### WHAT TO DO
Report every line in the listing that contains the string "true".

------------

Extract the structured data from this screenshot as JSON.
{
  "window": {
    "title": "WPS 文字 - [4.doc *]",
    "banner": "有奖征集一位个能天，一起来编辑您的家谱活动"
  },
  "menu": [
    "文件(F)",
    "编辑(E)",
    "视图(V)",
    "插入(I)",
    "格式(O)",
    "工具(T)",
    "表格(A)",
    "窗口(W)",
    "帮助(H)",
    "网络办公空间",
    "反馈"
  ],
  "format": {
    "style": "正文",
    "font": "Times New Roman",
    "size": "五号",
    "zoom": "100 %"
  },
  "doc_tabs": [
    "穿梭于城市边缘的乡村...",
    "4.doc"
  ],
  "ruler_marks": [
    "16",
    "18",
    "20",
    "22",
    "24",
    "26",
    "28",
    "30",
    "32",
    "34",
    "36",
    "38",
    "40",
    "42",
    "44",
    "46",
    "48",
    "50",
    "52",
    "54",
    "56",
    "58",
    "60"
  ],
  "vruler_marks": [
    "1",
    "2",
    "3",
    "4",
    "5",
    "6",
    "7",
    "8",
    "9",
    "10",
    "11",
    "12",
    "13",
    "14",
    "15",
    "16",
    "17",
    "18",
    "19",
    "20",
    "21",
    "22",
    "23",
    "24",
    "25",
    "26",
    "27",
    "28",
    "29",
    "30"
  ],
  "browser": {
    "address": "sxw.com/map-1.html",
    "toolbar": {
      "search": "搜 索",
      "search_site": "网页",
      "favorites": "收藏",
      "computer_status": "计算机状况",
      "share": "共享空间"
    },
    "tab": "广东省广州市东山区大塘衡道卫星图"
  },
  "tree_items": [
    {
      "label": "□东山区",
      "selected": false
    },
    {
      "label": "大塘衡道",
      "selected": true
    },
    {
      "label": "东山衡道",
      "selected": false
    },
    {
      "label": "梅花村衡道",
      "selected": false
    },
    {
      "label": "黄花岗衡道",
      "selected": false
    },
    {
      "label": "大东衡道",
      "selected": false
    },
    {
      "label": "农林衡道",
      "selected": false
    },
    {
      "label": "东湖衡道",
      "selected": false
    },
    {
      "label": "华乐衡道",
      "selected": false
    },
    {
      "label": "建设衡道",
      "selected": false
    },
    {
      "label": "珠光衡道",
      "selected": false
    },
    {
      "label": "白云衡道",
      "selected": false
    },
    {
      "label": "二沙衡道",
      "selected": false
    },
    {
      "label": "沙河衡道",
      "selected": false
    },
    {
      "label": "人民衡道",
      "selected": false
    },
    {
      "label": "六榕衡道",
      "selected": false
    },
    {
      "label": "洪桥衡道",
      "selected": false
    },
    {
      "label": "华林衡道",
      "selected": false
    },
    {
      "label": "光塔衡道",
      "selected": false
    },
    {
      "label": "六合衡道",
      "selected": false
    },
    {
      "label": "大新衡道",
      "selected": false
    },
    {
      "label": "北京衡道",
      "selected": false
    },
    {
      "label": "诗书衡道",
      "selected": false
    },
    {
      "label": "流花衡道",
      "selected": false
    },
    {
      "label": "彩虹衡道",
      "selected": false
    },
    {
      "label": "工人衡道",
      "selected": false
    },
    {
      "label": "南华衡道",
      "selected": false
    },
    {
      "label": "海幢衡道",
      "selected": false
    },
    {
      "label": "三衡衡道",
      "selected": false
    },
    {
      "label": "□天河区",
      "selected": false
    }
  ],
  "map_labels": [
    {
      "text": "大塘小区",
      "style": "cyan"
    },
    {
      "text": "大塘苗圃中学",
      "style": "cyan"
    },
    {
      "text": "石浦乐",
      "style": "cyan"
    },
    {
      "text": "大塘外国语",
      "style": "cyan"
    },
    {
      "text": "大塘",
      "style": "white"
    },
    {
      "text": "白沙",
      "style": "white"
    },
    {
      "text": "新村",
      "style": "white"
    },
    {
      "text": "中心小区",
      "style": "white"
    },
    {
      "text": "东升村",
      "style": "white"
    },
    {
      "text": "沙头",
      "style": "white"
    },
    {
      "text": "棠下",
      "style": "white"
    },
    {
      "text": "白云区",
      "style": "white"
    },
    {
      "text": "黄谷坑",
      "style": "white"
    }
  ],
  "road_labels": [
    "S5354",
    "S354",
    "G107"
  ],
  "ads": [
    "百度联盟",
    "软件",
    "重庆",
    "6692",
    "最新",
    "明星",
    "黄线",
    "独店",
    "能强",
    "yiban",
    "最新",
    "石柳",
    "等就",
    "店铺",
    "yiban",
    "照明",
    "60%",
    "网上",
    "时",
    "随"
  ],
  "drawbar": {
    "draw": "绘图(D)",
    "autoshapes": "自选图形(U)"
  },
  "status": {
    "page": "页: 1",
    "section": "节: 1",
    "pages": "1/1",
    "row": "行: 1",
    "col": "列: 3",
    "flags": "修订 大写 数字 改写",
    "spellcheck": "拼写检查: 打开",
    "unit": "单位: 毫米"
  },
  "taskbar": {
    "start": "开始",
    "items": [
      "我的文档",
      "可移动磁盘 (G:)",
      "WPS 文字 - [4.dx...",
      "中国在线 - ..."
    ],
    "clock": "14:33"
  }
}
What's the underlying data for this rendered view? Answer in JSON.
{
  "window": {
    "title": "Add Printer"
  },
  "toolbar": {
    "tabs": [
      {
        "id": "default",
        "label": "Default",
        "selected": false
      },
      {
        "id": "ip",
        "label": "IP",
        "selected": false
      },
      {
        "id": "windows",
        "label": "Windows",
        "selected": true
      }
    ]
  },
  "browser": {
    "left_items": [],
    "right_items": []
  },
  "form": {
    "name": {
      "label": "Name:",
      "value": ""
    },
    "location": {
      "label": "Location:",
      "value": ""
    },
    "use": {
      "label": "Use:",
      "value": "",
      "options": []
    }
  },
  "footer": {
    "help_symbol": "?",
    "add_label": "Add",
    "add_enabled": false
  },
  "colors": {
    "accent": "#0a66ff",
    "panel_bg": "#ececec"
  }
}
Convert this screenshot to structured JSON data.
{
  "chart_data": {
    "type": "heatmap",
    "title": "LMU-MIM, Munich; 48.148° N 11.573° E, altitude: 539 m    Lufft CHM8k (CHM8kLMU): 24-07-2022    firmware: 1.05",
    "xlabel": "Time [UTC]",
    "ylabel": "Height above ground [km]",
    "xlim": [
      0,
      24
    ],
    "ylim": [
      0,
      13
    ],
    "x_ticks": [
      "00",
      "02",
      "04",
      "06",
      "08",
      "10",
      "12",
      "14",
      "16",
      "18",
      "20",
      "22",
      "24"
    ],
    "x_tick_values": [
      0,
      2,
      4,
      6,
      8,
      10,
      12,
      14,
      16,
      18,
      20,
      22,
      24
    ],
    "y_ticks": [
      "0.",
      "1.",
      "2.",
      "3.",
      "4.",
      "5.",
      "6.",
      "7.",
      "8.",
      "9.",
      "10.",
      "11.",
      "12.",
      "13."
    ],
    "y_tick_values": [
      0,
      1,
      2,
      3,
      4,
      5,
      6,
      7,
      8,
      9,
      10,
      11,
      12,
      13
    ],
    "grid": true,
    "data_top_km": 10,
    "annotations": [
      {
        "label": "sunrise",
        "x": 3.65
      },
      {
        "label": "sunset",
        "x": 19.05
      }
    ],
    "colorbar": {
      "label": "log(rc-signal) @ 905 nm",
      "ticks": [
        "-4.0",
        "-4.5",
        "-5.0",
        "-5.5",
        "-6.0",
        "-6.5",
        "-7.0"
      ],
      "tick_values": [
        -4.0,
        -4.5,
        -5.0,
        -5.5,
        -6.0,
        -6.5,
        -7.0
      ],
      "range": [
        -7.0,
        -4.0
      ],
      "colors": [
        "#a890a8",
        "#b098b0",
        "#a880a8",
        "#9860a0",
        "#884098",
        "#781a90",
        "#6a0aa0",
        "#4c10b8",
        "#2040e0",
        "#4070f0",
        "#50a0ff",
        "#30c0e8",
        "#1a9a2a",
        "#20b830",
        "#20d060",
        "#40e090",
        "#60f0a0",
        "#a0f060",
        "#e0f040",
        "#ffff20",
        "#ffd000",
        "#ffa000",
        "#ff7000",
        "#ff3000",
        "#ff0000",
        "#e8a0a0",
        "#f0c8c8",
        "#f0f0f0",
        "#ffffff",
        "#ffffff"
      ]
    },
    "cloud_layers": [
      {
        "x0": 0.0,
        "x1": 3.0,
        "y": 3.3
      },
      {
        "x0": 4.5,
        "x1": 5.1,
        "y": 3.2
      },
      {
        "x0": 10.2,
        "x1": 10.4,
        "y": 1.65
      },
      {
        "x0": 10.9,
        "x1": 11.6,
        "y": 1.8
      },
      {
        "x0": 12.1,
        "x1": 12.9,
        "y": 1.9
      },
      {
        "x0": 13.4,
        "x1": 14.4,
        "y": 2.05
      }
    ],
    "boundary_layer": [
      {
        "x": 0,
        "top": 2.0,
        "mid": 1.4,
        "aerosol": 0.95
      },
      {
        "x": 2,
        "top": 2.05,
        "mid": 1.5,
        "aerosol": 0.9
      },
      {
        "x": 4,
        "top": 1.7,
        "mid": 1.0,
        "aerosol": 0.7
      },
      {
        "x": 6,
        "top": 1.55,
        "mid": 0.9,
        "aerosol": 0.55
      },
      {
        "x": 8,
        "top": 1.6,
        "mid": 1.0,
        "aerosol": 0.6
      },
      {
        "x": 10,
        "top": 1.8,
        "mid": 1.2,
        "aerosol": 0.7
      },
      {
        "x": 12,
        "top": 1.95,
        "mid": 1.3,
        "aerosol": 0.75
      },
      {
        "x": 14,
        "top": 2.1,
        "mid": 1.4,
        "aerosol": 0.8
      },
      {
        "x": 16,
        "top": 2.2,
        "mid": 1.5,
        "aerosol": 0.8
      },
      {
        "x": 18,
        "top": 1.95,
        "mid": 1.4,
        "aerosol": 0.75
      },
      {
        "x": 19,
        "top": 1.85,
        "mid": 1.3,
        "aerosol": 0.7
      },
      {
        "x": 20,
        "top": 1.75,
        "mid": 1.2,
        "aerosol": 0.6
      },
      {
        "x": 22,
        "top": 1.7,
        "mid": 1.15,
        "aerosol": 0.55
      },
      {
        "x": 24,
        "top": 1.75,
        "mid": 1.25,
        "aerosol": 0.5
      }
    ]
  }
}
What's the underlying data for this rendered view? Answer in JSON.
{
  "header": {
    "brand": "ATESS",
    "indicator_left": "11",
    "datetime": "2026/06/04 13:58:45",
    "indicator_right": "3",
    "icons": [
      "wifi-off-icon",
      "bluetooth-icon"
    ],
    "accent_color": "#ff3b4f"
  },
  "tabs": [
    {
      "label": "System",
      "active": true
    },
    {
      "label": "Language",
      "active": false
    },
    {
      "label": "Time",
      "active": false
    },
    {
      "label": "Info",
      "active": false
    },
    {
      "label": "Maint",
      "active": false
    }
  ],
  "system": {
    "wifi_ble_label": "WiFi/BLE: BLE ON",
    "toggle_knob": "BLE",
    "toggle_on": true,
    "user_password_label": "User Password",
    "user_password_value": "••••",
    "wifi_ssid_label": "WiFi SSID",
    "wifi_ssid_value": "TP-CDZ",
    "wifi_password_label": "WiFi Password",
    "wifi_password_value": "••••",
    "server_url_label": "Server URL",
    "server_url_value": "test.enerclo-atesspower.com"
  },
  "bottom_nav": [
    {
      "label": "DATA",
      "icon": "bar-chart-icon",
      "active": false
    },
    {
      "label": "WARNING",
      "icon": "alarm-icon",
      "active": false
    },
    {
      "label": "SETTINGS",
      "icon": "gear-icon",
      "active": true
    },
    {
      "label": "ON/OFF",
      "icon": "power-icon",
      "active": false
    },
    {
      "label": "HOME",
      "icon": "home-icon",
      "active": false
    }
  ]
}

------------

### YOUR RESPONSE
      "selected": true
        "selected": true
    "grid": true,
      "active": true
    "toggle_on": true,
      "active": true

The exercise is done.